Italian banks were also back amongst Europe's top risers as newly merged Banco BPM jumped 8 % on its second day of trading.
Commodity-linked stocks were hot as they cheered the Chinese data and the rise in oil and metals prices, while European government bond yields headed north as German inflation hit a 3-year high.
Long-term inflation expectations in the 19 country euro zone, measured by the five-year, five-year forward rate, are now at their highest in more than a year and close to the ECB's near 2% target, as it prepares to pare back the pace of its mass money-printing scheme.
"Until just a few weeks ago, the general consensus was that upside inflation risks (in Europe) were very limited," said DZ Bank strategist Birgit Figge, pointing to the "significant uplift" that now looked possible.
Oil on boil
Oil prices were up more than 2% ahead of U.S. trading as the China data fed a market already buoyed by hopes a deal late last year between the top oil producing nations will tighten global supply glut.
Crude was the world's best-performing major asset class in 2016, with a gain of around 50% and global benchmarks Brent and U.S. WTI were last at just over $58 a barrel and just under $55 a barrel respectively.
"Markets will be looking for anecdotal evidence for production cuts," Ric Spooner, chief market analyst at CMC Markets, said.

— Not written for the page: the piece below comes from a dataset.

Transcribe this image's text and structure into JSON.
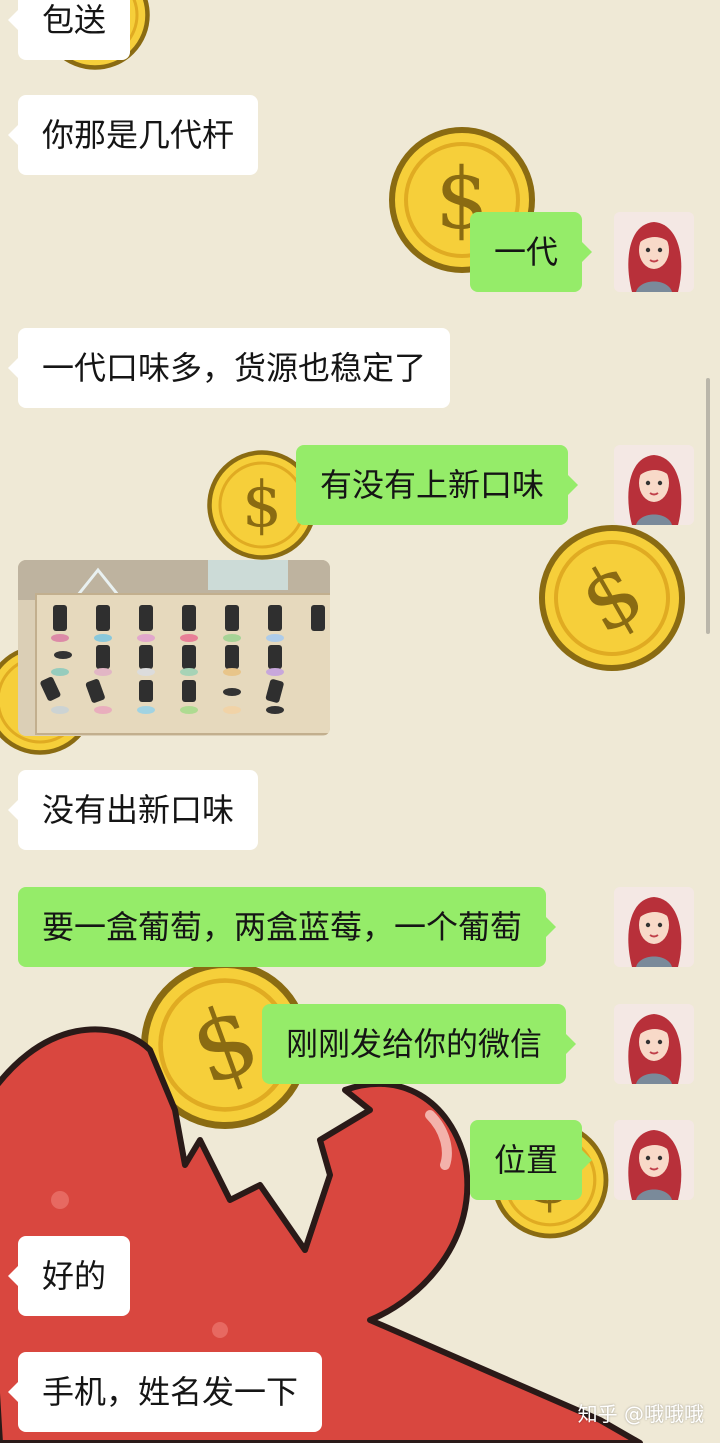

"The most likely scenario is OPEC and non-OPEC member countries will be committed to the deal, especially in early stages."
The oil surge was expected to help the financial market when it reopens, while data on tap includes the ISM Manufacturing Purchasing Manufacturer's index (PMI) which is expected to have edged up to 53.6 in December.
Back in Europe, the pick up in Germany and French inflation had come on the heels of data on Monday showing manufacturers ramped up activity at the fastest pace in more than five years in December.
The positive numbers failed to shake the euro out of its doldrums, however, with the common currency down 0.7% at $1.0384 as gold also sagged.
Overnight in Asia, MSCI's broadest index of Asia-Pacific shares rose 0.6 % as most regional markets reopened after the New Year holiday although Japan's Nikkei was still closed.
Australian shares were the best performers, closing up 1.2 %. The Aussie dollar also gained, while in China, both the CSI 300 index and the Shanghai Composite climbed 1 % having lost over 11 % last year.
Investors were also keeping an eye on the Chinese yuan after the central bank nearly doubled the number of currencies in a basket used to set the renminbi's value to 24 from 13, including the Korean won, the South African rand and Mexican peso.
Regulators also said they were stepping up scrutiny of individuals' currency purchases and would strengthen punishment for illegal outflows, although the $50,000 annual individual quota will remain unchanged..
"A year ago, the Chinese markets kept everyone on their toes," said Jingyi Pan, market strategist at IG in Singapore, said referring to market turmoil that engulfed investors.
"I don’t think that we will see a repeat given that the global economy has a better foothold,"